So far this year, Steward Partners has hired 30 advisors overseeing about $3.5 billion in client assets, according to the firm. Last month, the Washington, D.C.-based wealth manager picked up four advisors managing more than $400 million in client assets. That group opened Steward Partners' 12th office, in Paramus, New Jersey.

By exiting the Broker Protocol, wirehouses could make it more difficult for advisors to make career changes by attempting to legally enforce non-solicitation agreements.

But while that might discourage some brokers from leaving, it will not necessarily end all advisor moves, industry insiders say, noting that brokers made career changes before the protocol was created in 2004.

It's unclear if other firms will exit the accord. Merrill Lynch and Wells Fargo have previously declined to comment. Raymond James, which has more than 7,000 advisors, has defended the industry agreement.

Steward Partners CEO Jim Gold says his firm is bracing itself for whatever comes.

"I think what will really be important is that advisors be very well prepped by the firm they are joining so they know what's allowed, not allowed and how they can avoid becoming the victim of a [temporary restraining order]," Gold says.

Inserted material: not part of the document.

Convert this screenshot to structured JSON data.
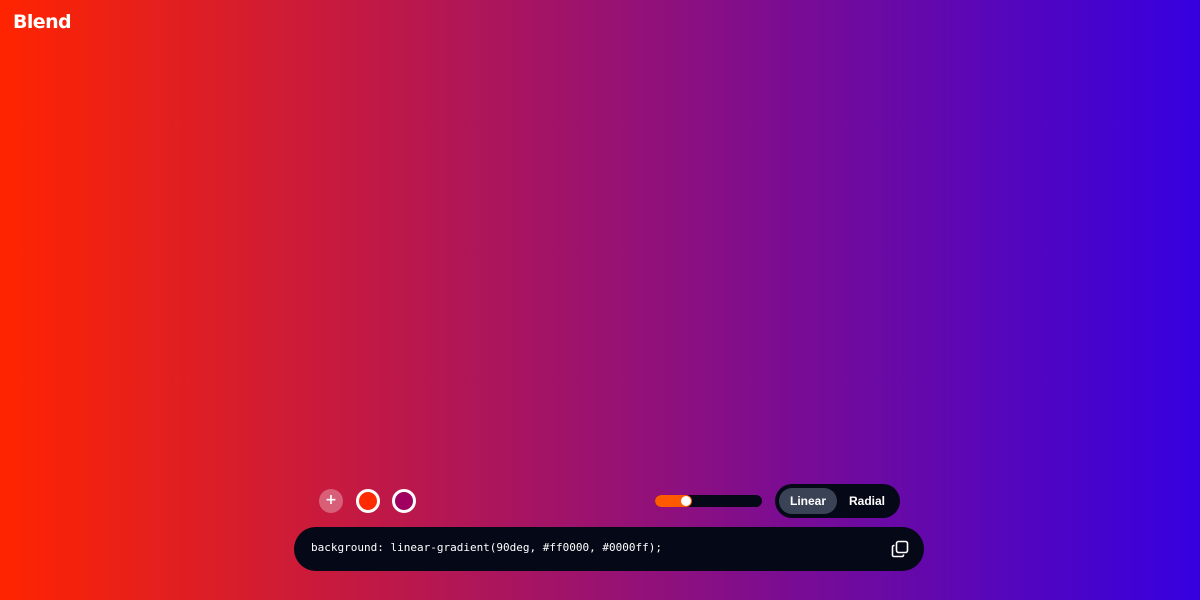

"At Steward Partners, we are moving quickly. We've had calls with protocol attorneys. We'll be rolling out for 2018 our non-protocol transition playbook," he adds.